|A great free teachable on sedimentary rocks. This will compliment the other resources you have to do a great job teaching this unit on rocks.|
Sedimentary rock is formed by pressure when all the bits and pieces of
rock, gravel, clay, soil and organic matter (dead plants/animals ) pile up
and harden into rock over many, many years. Weathering (wind, ice,
water, water flow and temperature changes) along with erosion
processes break down the rocks into smaller pieces and minerals. Wind,
rain and traveling water from rivers, lakes and streams carry the broken
rock pieces to different places. These broken pieces eventually come to rest and become known as ‘sediments’ . These sediments start to build up over time and gather and compact on the earth’s surface. At first, they are soft and loose. Then the pressure of the weight compacts the bits and pieces and eventually cements them to harden. The breakdown of these dead plants over millions of years to form sedimentary rocks is also how coal is formed. The sedimentary rock covers the igneous and metamorphic rock beneath in deeper layers of the earth. Earth processes like weathering break down rocks and carry them away until they settle or get deposited in
valleys, bottom of streams and lakes and elsewhere on land. This sediment builds up over time and compacts into solid rock. Weathering like this is constant. Sedimentary rocks were formed long, long ago and since then, they have been compacted and crushed and then get transformed into metamorphic rock as part of the ongoing rock cycle. Many towering cliffs in the world are made of sedimentary rocks. Examples of sedimentary rocks include limestone, shale and siltstone.
1. How do you think sedimentary rocks got their name ‘sedimentary’?
2. What makes the sediments (all the bits and pieces) turn into rocks?
3. Why do you think most of the sedimentary rocks are above the earth’s surface? Explain.
4. Explain whether the top or bottom layers would be the oldest layer of sedimentary rock and explain your answer.

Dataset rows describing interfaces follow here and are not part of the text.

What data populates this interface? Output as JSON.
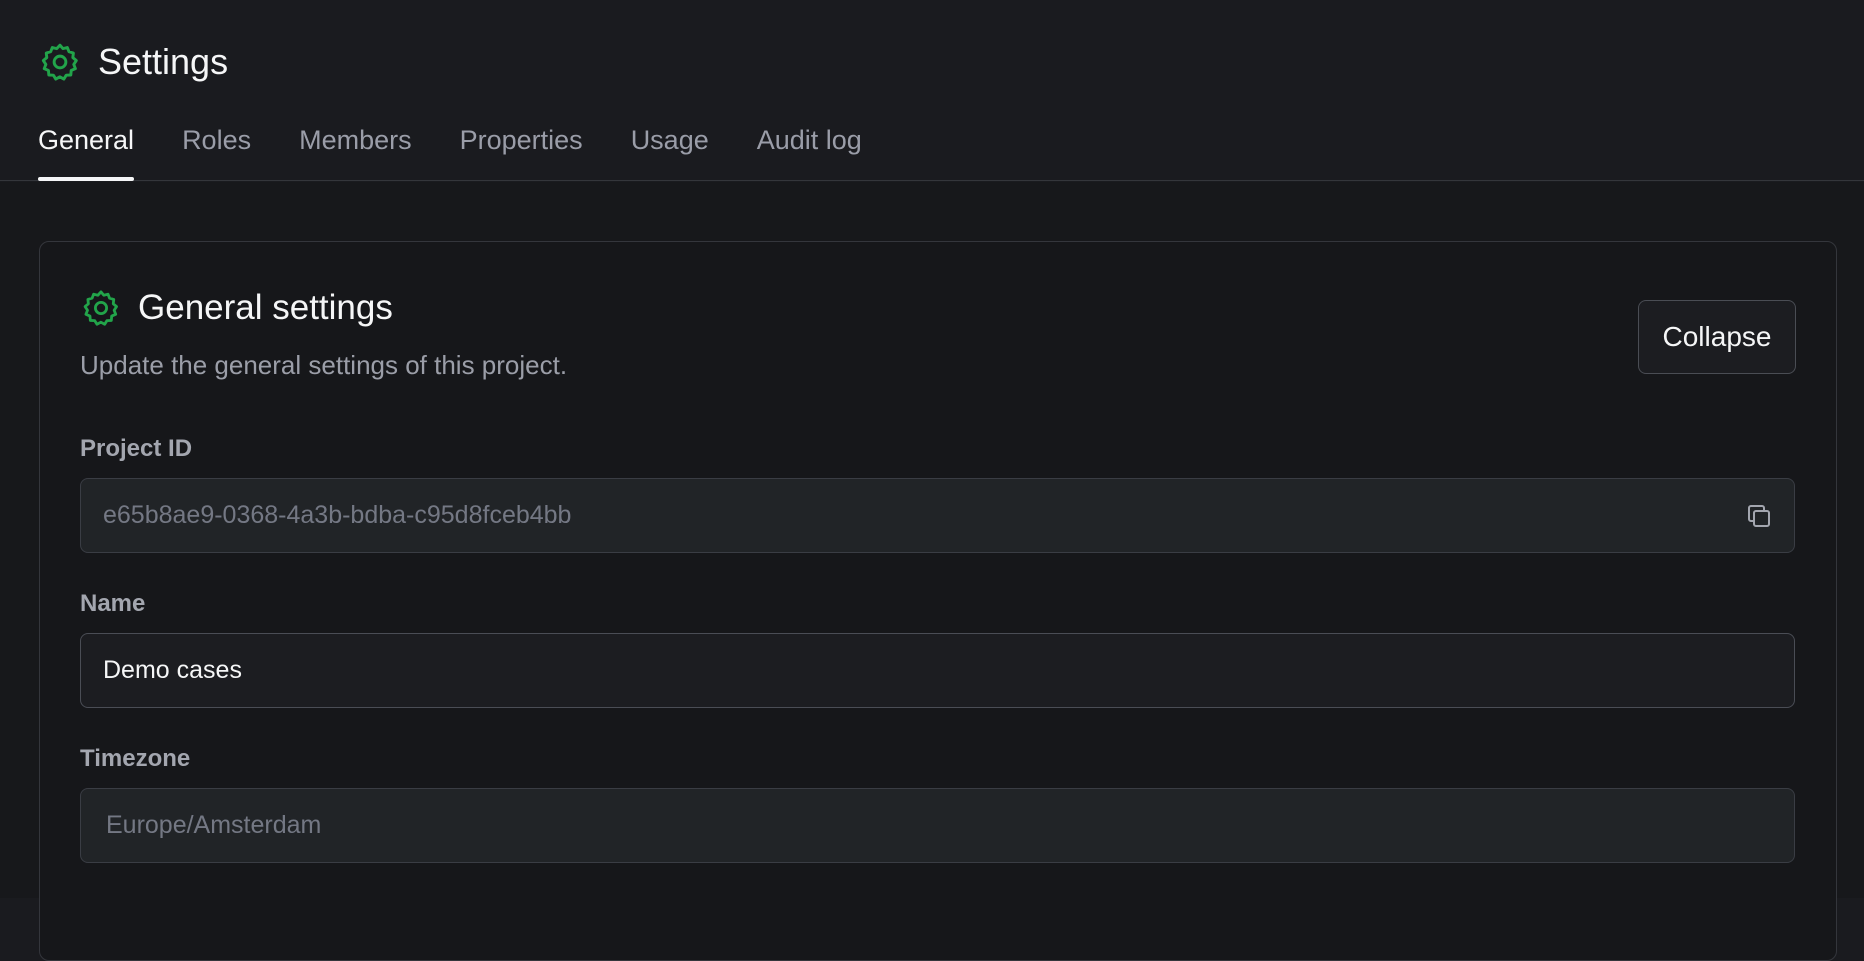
{
  "header": {
    "title": "Settings",
    "icon": "gear-icon",
    "tabs": [
      {
        "label": "General",
        "active": true
      },
      {
        "label": "Roles",
        "active": false
      },
      {
        "label": "Members",
        "active": false
      },
      {
        "label": "Properties",
        "active": false
      },
      {
        "label": "Usage",
        "active": false
      },
      {
        "label": "Audit log",
        "active": false
      }
    ]
  },
  "card": {
    "title": "General settings",
    "description": "Update the general settings of this project.",
    "collapse_label": "Collapse",
    "icon": "gear-icon",
    "fields": {
      "project_id": {
        "label": "Project ID",
        "value": "e65b8ae9-0368-4a3b-bdba-c95d8fceb4bb",
        "icon": "copy-icon"
      },
      "name": {
        "label": "Name",
        "value": "Demo cases"
      },
      "timezone": {
        "label": "Timezone",
        "value": "Europe/Amsterdam"
      }
    }
  },
  "colors": {
    "accent": "#22a44a",
    "background": "#1a1b1f",
    "text": "#f5f6f7",
    "muted": "#9a9da8"
  }
}
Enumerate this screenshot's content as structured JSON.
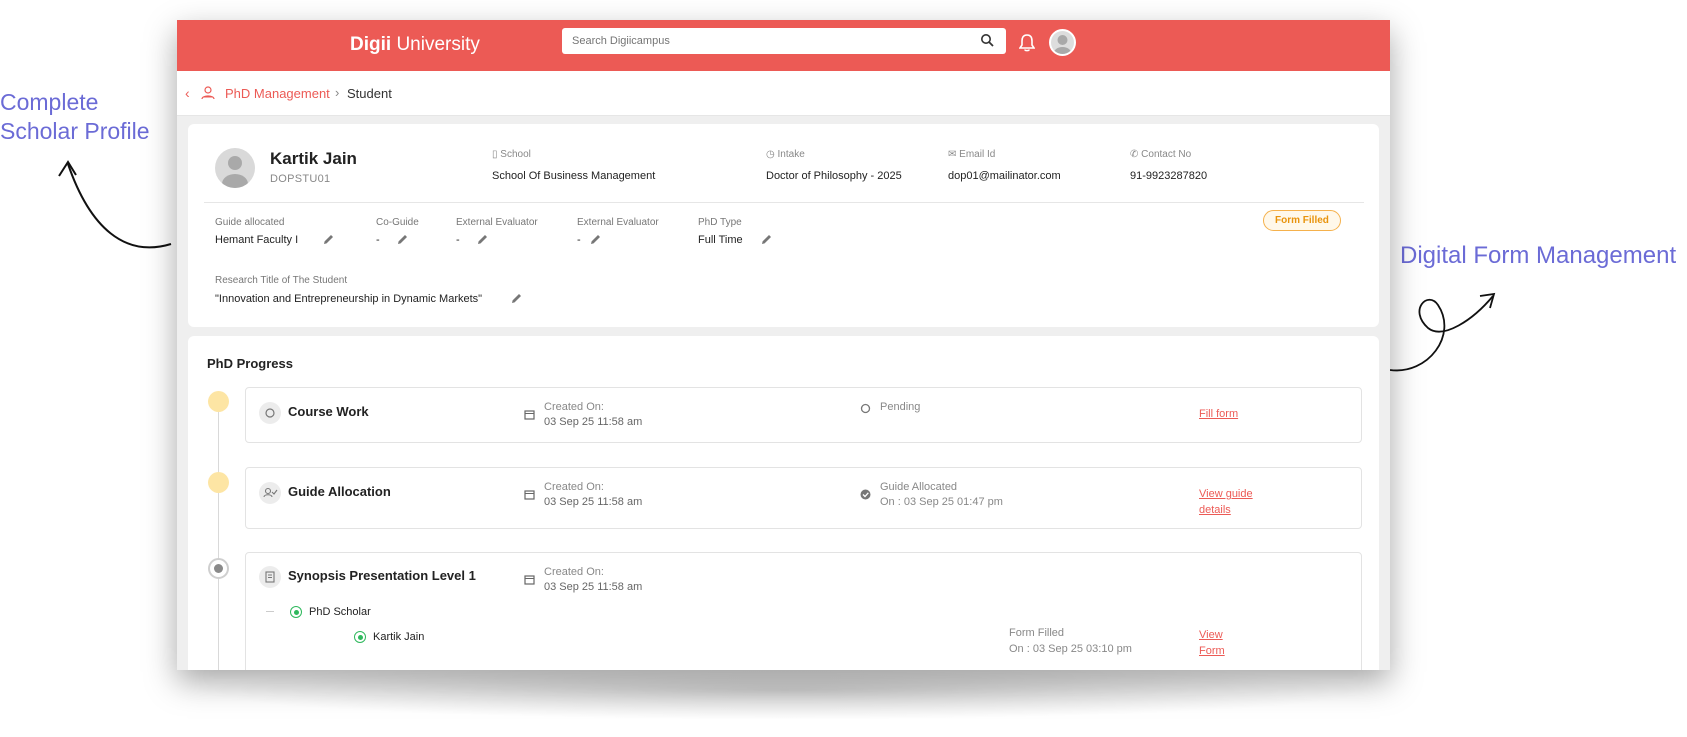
{
  "annotations": {
    "left_line1": "Complete",
    "left_line2": "Scholar Profile",
    "right": "Digital Form Management"
  },
  "header": {
    "brand_prefix": "Digii",
    "brand_suffix": " University",
    "search_placeholder": "Search Digiicampus"
  },
  "breadcrumb": {
    "parent": "PhD Management",
    "current": "Student"
  },
  "profile": {
    "name": "Kartik Jain",
    "id": "DOPSTU01",
    "school_label": "School",
    "school": "School Of Business Management",
    "intake_label": "Intake",
    "intake": "Doctor of Philosophy - 2025",
    "email_label": "Email Id",
    "email": "dop01@mailinator.com",
    "contact_label": "Contact No",
    "contact": "91-9923287820",
    "status_badge": "Form Filled",
    "fields": {
      "guide_label": "Guide allocated",
      "guide": "Hemant Faculty I",
      "coguide_label": "Co-Guide",
      "coguide": "-",
      "ext1_label": "External Evaluator",
      "ext1": "-",
      "ext2_label": "External Evaluator",
      "ext2": "-",
      "phd_type_label": "PhD Type",
      "phd_type": "Full Time",
      "research_label": "Research Title of The Student",
      "research": "\"Innovation and Entrepreneurship in Dynamic Markets\""
    }
  },
  "progress": {
    "title": "PhD Progress",
    "steps": [
      {
        "title": "Course Work",
        "created_label": "Created On:",
        "created": "03 Sep 25 11:58 am",
        "status": "Pending",
        "status_sub": "",
        "action": "Fill form"
      },
      {
        "title": "Guide Allocation",
        "created_label": "Created On:",
        "created": "03 Sep 25 11:58 am",
        "status": "Guide Allocated",
        "status_sub": "On : 03 Sep 25 01:47 pm",
        "action_line1": "View guide",
        "action_line2": "details"
      },
      {
        "title": "Synopsis Presentation Level 1",
        "created_label": "Created On:",
        "created": "03 Sep 25 11:58 am",
        "sub_group": "PhD Scholar",
        "sub_person": "Kartik Jain",
        "sub_status": "Form Filled",
        "sub_status_on": "On : 03 Sep 25 03:10 pm",
        "action_line1": "View",
        "action_line2": "Form"
      }
    ]
  },
  "colors": {
    "brand": "#ec5a55",
    "annotation": "#6b6bd6",
    "badge": "#e8930c"
  }
}
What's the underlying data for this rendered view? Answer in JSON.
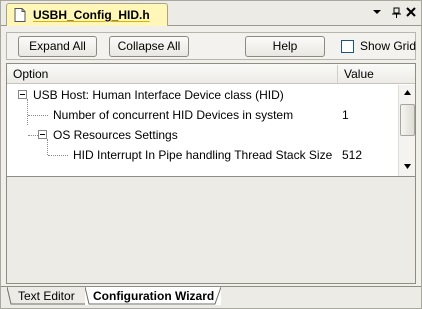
{
  "document_tab": {
    "title": "USBH_Config_HID.h",
    "icon": "file-icon"
  },
  "window_controls": {
    "dropdown_icon": "chevron-down-icon",
    "pin_icon": "pin-icon",
    "close_icon": "close-icon"
  },
  "toolbar": {
    "expand_all": "Expand All",
    "collapse_all": "Collapse All",
    "help": "Help",
    "show_grid": "Show Grid",
    "show_grid_checked": false
  },
  "grid": {
    "columns": {
      "option": "Option",
      "value": "Value"
    },
    "rows": [
      {
        "label": "USB Host: Human Interface Device class (HID)",
        "value": "",
        "expander": "minus"
      },
      {
        "label": "Number of concurrent HID Devices in system",
        "value": "1",
        "expander": ""
      },
      {
        "label": "OS Resources Settings",
        "value": "",
        "expander": "minus"
      },
      {
        "label": "HID Interrupt In Pipe handling Thread Stack Size",
        "value": "512",
        "expander": ""
      }
    ]
  },
  "bottom_tabs": {
    "text_editor": "Text Editor",
    "configuration_wizard": "Configuration Wizard",
    "active": "Configuration Wizard"
  },
  "colors": {
    "active_doc_tab": "#fff6b8",
    "tab_underline": "#e0b200",
    "panel_bg": "#ecebe5"
  }
}
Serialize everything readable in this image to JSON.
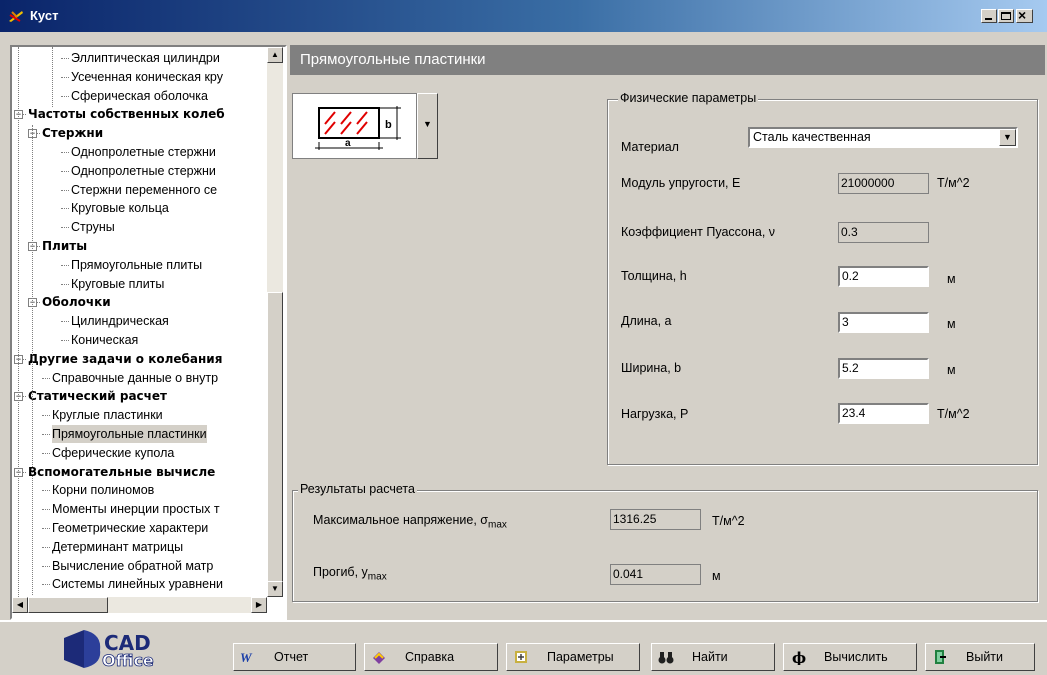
{
  "window": {
    "title": "Куст"
  },
  "tree": {
    "items": [
      {
        "label": "Эллиптическая цилиндри",
        "bold": false
      },
      {
        "label": "Усеченная коническая кру",
        "bold": false
      },
      {
        "label": "Сферическая оболочка",
        "bold": false
      },
      {
        "label": "Частоты собственных колеб",
        "bold": true
      },
      {
        "label": "Стержни",
        "bold": true
      },
      {
        "label": "Однопролетные стержни",
        "bold": false
      },
      {
        "label": "Однопролетные стержни",
        "bold": false
      },
      {
        "label": "Стержни переменного се",
        "bold": false
      },
      {
        "label": "Круговые кольца",
        "bold": false
      },
      {
        "label": "Струны",
        "bold": false
      },
      {
        "label": "Плиты",
        "bold": true
      },
      {
        "label": "Прямоугольные плиты",
        "bold": false
      },
      {
        "label": "Круговые плиты",
        "bold": false
      },
      {
        "label": "Оболочки",
        "bold": true
      },
      {
        "label": "Цилиндрическая",
        "bold": false
      },
      {
        "label": "Коническая",
        "bold": false
      },
      {
        "label": "Другие задачи о колебания",
        "bold": true
      },
      {
        "label": "Справочные данные о внутр",
        "bold": false
      },
      {
        "label": "Статический расчет",
        "bold": true
      },
      {
        "label": "Круглые пластинки",
        "bold": false
      },
      {
        "label": "Прямоугольные пластинки",
        "bold": false,
        "selected": true
      },
      {
        "label": "Сферические купола",
        "bold": false
      },
      {
        "label": "Вспомогательные вычисле",
        "bold": true
      },
      {
        "label": "Корни полиномов",
        "bold": false
      },
      {
        "label": "Моменты инерции простых т",
        "bold": false
      },
      {
        "label": "Геометрические характери",
        "bold": false
      },
      {
        "label": "Детерминант матрицы",
        "bold": false
      },
      {
        "label": "Вычисление обратной матр",
        "bold": false
      },
      {
        "label": "Системы линейных уравнени",
        "bold": false
      }
    ]
  },
  "header": {
    "title": "Прямоугольные пластинки"
  },
  "scheme": {
    "label_a": "a",
    "label_b": "b"
  },
  "physical": {
    "group_label": "Физические параметры",
    "material_label": "Материал",
    "material_value": "Сталь качественная",
    "modulus_label": "Модуль упругости, E",
    "modulus_value": "21000000",
    "modulus_unit": "Т/м^2",
    "poisson_label": "Коэффициент Пуассона, ν",
    "poisson_value": "0.3",
    "thickness_label": "Толщина, h",
    "thickness_value": "0.2",
    "thickness_unit": "м",
    "length_label": "Длина, a",
    "length_value": "3",
    "length_unit": "м",
    "width_label": "Ширина, b",
    "width_value": "5.2",
    "width_unit": "м",
    "load_label": "Нагрузка, P",
    "load_value": "23.4",
    "load_unit": "Т/м^2"
  },
  "results": {
    "group_label": "Результаты расчета",
    "stress_label": "Максимальное напряжение, σ",
    "stress_sub": "max",
    "stress_value": "1316.25",
    "stress_unit": "Т/м^2",
    "deflection_label": "Прогиб, y",
    "deflection_sub": "max",
    "deflection_value": "0.041",
    "deflection_unit": "м"
  },
  "logo": {
    "text_top": "CAD",
    "text_bottom": "Office"
  },
  "toolbar": {
    "report": "Отчет",
    "help": "Справка",
    "params": "Параметры",
    "find": "Найти",
    "calculate": "Вычислить",
    "exit": "Выйти"
  },
  "colors": {
    "title_bar": "#0a246a",
    "header_strip": "#808080",
    "panel": "#d4d0c8",
    "scheme_red": "#e00000"
  }
}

5. Limestone is a sedimentary rock. Chalk is often made of limestone, how could you find out how hard limestone is?
6. Using ‘First, next, then, explain how sedimentary rocks form.